I'll try to help, though my experience is a bit dated. First, I think your education would be simpler in Bucuresti, not other cities, though Timisoara is the second-largest city. Bucuresti is just that much better. The last time I was there in 1999, my ATM worked well. Of course I had to withdraw "normal" amounts in Lei and these became odd withdrawls in dollars, but I never ran out of cash. Secondly, you might find a bank that can give you dollars instead of lei, since valuta is sometimes more desirable than lei, but this is a different decade, so "your mileage may vary." Grocery stores are very similar to modern American ones. Don't know about drug stores, since I didn't need more than an aspirin. If you have prescriptions, try to get your US pharmacist to fill yours on a "vacation" basis (90 to 180 days) and get someone to DHS you your meds as you need them. I am not sure I'd trust a local pharmacy- too many knock-off meds in the world.
Moving your stuff overseas is possible, but very expensive. You'll need to ship a container that you fill or at least a lot of boxes that can fill part of a container. For this, you'll need a customs broker in the USA with connections in the port of Constanta, Romania's only seaport. Possible? Yes, but very difficult and I'm not sure worth the trouble. Got a couch and coffee table, a bed and dresser? Sell them or store them in the USA and rent a furnished apartment in Romania- they exist and you won't have trouble with non-compatible items by Romanian standards. Appliances might work, but you'd need a huge, heavy transformer to drop 240VAC to 120VAC; the two round plugs (or maybe flat British plugs) will need adaptors. Bottom line- too much trouble and not necessary to ship your stuff.
You won't want to get a part-time job. Romanians leave Romania for other countries because salaries are so meager. I hope things are better now, but many people were working for $100/month, full time in 1999.
Taxis will try to gouge you on price, but you'll get the hang of things when you do them. Grocery stores are pretty fixed- the prices are labeled and you get change. Malls? Each store will be different- some will bargain, some won't. Expect to find a lot of counterfeit commodities. That $100 Gucci bag is probably from China.
Apartment prices will vary immensely.
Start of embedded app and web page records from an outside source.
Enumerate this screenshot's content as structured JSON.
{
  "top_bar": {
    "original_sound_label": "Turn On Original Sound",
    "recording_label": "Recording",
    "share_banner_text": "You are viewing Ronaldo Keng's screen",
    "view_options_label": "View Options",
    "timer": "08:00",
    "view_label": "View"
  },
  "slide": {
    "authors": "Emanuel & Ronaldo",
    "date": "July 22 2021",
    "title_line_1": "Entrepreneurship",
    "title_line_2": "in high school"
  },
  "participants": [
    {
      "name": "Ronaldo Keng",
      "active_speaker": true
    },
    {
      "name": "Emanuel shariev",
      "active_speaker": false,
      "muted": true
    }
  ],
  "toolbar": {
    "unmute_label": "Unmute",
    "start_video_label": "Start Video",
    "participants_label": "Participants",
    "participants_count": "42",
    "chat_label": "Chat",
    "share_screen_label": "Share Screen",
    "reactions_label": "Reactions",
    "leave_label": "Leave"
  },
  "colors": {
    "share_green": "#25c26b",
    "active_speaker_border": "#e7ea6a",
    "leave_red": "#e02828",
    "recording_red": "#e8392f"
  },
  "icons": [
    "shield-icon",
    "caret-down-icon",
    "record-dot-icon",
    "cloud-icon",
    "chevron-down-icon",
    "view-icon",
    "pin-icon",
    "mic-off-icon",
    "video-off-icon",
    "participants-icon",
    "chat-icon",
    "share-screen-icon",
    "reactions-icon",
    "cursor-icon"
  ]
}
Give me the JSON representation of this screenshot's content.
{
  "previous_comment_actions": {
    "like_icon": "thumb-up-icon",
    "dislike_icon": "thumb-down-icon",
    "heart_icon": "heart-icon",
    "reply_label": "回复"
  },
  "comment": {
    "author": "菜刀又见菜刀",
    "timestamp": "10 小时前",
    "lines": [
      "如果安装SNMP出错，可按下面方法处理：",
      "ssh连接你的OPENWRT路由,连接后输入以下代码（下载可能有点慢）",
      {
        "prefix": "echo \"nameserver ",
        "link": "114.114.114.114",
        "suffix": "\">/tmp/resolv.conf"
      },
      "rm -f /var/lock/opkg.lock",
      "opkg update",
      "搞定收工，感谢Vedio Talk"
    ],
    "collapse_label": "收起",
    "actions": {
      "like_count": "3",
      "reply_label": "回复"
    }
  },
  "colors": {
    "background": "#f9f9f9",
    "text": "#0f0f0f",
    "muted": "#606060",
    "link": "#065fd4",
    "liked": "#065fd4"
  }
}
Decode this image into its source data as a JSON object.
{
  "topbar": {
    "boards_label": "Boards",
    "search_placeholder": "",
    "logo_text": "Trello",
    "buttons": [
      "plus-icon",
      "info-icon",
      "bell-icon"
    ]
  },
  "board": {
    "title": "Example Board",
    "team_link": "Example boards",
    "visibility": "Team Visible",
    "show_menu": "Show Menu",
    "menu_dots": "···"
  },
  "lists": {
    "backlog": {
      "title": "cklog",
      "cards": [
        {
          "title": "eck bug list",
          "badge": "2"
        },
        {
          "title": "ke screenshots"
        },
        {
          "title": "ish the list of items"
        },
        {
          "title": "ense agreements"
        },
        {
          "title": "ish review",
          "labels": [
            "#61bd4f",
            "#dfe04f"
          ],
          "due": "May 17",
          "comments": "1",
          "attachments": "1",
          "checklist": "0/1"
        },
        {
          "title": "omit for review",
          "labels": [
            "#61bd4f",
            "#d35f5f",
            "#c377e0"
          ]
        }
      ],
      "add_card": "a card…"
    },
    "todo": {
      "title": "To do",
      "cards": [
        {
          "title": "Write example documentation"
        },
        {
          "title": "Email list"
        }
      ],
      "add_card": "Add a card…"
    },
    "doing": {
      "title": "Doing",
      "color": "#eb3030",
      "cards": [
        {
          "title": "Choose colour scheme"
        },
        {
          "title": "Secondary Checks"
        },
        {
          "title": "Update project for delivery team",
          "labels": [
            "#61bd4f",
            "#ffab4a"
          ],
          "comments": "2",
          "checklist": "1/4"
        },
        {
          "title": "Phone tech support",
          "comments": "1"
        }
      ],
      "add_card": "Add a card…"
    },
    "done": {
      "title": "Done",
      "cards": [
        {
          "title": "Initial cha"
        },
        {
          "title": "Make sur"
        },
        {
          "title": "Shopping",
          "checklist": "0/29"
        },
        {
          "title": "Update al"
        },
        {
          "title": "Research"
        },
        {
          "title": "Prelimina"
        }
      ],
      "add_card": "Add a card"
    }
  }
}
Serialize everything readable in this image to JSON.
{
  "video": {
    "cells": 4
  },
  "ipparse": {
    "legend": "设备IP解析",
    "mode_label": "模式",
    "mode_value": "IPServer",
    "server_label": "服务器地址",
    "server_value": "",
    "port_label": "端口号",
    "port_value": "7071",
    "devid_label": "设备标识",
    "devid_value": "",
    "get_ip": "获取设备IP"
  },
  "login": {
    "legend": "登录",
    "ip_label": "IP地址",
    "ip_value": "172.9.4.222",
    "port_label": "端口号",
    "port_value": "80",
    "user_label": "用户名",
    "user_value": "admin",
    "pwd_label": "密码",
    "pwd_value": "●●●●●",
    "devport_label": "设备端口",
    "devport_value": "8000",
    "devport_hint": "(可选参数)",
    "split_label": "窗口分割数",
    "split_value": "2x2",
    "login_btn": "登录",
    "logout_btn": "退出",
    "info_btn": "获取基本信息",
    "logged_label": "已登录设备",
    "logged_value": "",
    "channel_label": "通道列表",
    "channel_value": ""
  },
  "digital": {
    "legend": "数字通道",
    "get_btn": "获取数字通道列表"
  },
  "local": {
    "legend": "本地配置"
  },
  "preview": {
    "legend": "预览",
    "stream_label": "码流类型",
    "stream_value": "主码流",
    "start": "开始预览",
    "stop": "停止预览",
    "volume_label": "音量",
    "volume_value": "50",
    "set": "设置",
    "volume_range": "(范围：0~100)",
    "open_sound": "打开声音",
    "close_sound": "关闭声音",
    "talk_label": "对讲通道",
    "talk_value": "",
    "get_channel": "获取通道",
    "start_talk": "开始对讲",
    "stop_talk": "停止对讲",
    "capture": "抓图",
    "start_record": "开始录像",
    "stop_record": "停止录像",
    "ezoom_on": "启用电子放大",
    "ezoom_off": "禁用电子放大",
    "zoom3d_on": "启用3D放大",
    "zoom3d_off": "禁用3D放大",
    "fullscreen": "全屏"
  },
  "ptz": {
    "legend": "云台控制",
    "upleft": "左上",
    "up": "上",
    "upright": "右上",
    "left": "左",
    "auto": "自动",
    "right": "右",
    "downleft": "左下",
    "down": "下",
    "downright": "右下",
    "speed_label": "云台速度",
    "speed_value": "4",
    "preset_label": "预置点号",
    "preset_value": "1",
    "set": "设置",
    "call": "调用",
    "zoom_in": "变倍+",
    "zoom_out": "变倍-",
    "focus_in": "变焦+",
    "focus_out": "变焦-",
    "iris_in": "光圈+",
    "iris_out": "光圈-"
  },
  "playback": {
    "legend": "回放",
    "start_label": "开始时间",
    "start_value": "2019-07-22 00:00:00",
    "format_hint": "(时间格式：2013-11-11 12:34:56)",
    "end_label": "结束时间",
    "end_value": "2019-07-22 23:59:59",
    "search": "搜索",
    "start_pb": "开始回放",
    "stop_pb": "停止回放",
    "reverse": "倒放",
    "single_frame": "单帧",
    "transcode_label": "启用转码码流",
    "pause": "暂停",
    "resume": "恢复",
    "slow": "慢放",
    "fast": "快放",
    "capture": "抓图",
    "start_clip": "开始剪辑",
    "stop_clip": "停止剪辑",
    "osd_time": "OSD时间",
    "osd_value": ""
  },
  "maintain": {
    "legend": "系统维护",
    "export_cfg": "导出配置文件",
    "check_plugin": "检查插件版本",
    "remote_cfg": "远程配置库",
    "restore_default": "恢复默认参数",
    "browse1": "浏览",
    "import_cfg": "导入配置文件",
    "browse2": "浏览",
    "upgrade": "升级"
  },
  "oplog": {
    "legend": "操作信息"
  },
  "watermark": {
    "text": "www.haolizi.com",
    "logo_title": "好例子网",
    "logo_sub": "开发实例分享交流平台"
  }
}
I won't even try to give you a range. The key to finding a decent apartment is to meet the landlord/landlady in person and get them to *want* to rent to you. One commodity you'll have is English.
And that segues to your question about English speakers. You will be able to get along everywhere with English. Many Romanians have English capabilities. That's the good part. The bad part is, very few of them will be as fluent in English as you. If you're a university-educated American, you have a desirable commodity- you can help someone with English. This will be an ice-breaker everywhere. And it might help with your landlord. There are real-estate offices everywhere, touting terrific places to live at impossibly cheap prices. Use your judgment- make sure you're happy with the place before you make any commitment.
Hope you do things in the proper sequence- get accepted to a good university, then ask for the university's help with housing, etc. Students don't move in with their own "stuff" apart from clothes and maybe a microwave. Everything else is usually in the furnished apartment. If you find you need a small desk or a comfy chair, you'll find one locally, once you get "connected" with some locals. Romania is a wonderful country, though its economy is limping. There is culture, literature and history there. You'll also find beggars, thieves and scammers. You'll find everything you need there- soap, food, toilet paper. What you might run out of, from time to time, is dependable electricity or hot water. Or even cold water, occasionally.
Lastly, I see your Romanian translator made some errors: "Doresc" requires a compliment, either a noun or a verb. Your first sentence should be, "Doresc (a obţine) o viză, ..." And a common word for "job" (as in part-time) is "slujba." But you'll learn a lot in university. Good luck!
Answered By: going_for_baroque - 2/14/2011